Source: healthline.com

Medical cannabis is a rapidly emerging research area in medicine. A number of people worldwide are studying the effects of this substance on various diseases. The potential areas range from skincare to mental disorders. Recently a number of cannabis medications have been investigated for the potential treatment of Multiple Sclerosis (MS). MS is characterized by two major symptoms of pain and spasticity. Medical Cannabis is a tested remedy for both of these symptoms.

The National Institute for Health and Care Excellence (NICE) in the UK  recommended the use of THC: CBD spray for treating spasticity in 2019. However, they set a condition that the patients must see at least a 20% reduction in spasticity-related symptoms in a 4-week trial of the spray. In addition, access to this treatment was limited and administration was supervised by a specialist clinician as well as generally low prescriptions.

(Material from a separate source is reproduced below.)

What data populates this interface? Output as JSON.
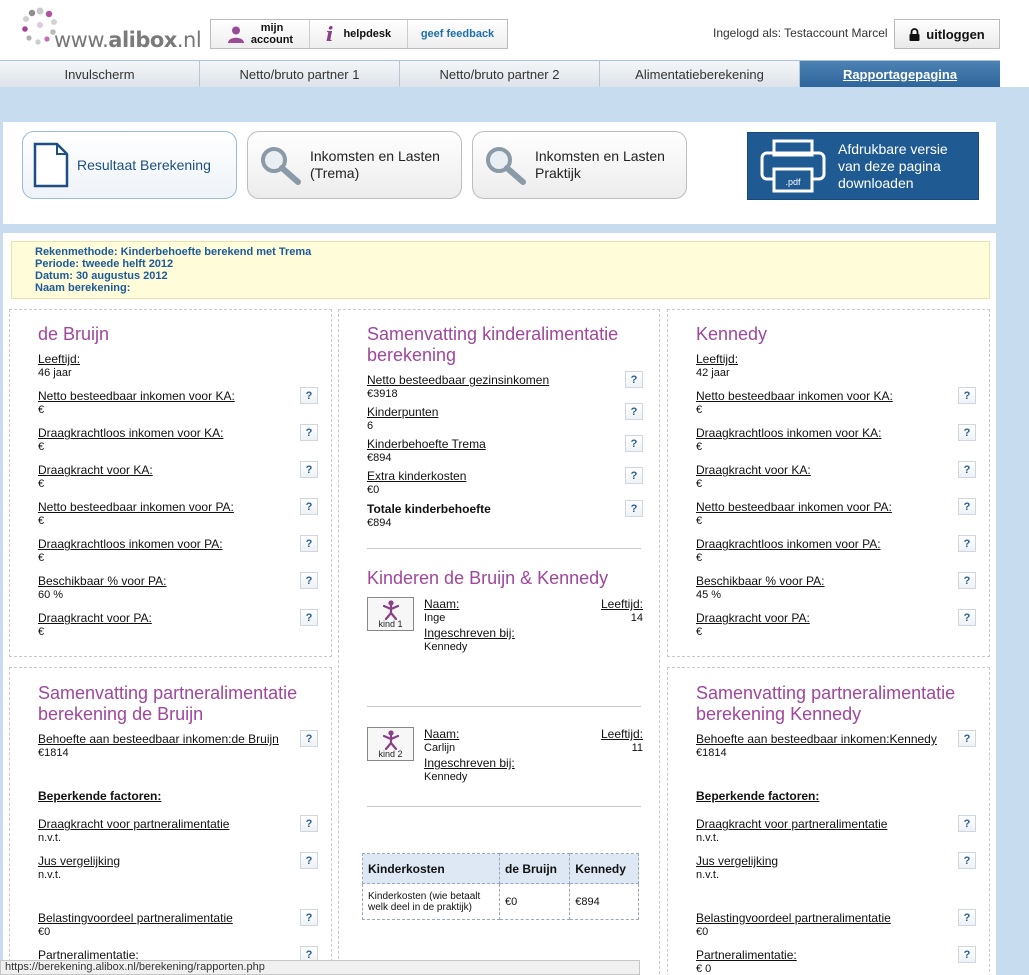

Since the prescription amount for this treatment is so low, data collection is very hard in this case. However, that did not stop more people to look into the prospects of this treatment. In a review published in the Journal, ‘Current Neurology and Neuroscience Reports’ authors try to find such evidence. They tried to find various cases that link the use of medical cannabis and cannabinoids in treating Multiple Sclerosis.

Source: medicalnewstoday.com

Defining MS:

Multiple Sclerosis or MS is a medical condition that affects the brain and spinal cord. It is a lifelong neuroinflammatory disease that can lead to severe disability in patients. The common symptoms of MS include spasticity, weakness, sensory disturbances, painful spasms, ataxia, tremor, optic neuritis, and complex ophthalmoplegia, fatigue, and dysphagia.

A common age for diagnosis of this disease is the 20s and 30s. it usually starts in two ways, either the person relapses or the symptoms grow gradually. We still don’t know what the actual cause of MS. However, medical professionals link it with genetics as well as environmental factors.

In recent years medical cannabis has emerged as a potential treatment for MS. The MS Society of UK reports that “One in five people with MS we surveyed in 2014 told us they’d used cannabis to help with their symptoms.” People who partook in this survey claimed that using cannabis helped them treat the symptoms of pain and muscle stiffness.

Further Medical Evidence:

Recently researches focused on a total of eleven previous papers that discussed the efficacy of medical cannabis. Two of these reviews published by Cochrane discussed ataxia and tremor, and spasticity. However, the other nine papers focused on MS more broadly and discussed the use of cannabis compounds. Majority of which reported therapeutic results on this painful disability.

Moreover, the literature review concludes that there is favorable evidence that medical cannabis has positive effects on pain and muscle spasticity. However, they were unable to find conclusive evidence suggesting a remedy for MS. There is no proof that links cannabinoids with the treatment of  MS symptoms like bladder control, ataxia, and tremor.

This leads us to determine that although there were some promising findings in the field. The researchers still need a lot of thought and study on the topic before declaring it as a remedy. A good way for that is to have more and more medical trials. Uk is already working on a Trial System for patients using medical cannabis. We can only hope that the NHS include this treatment on their list as well.

Alan Bert: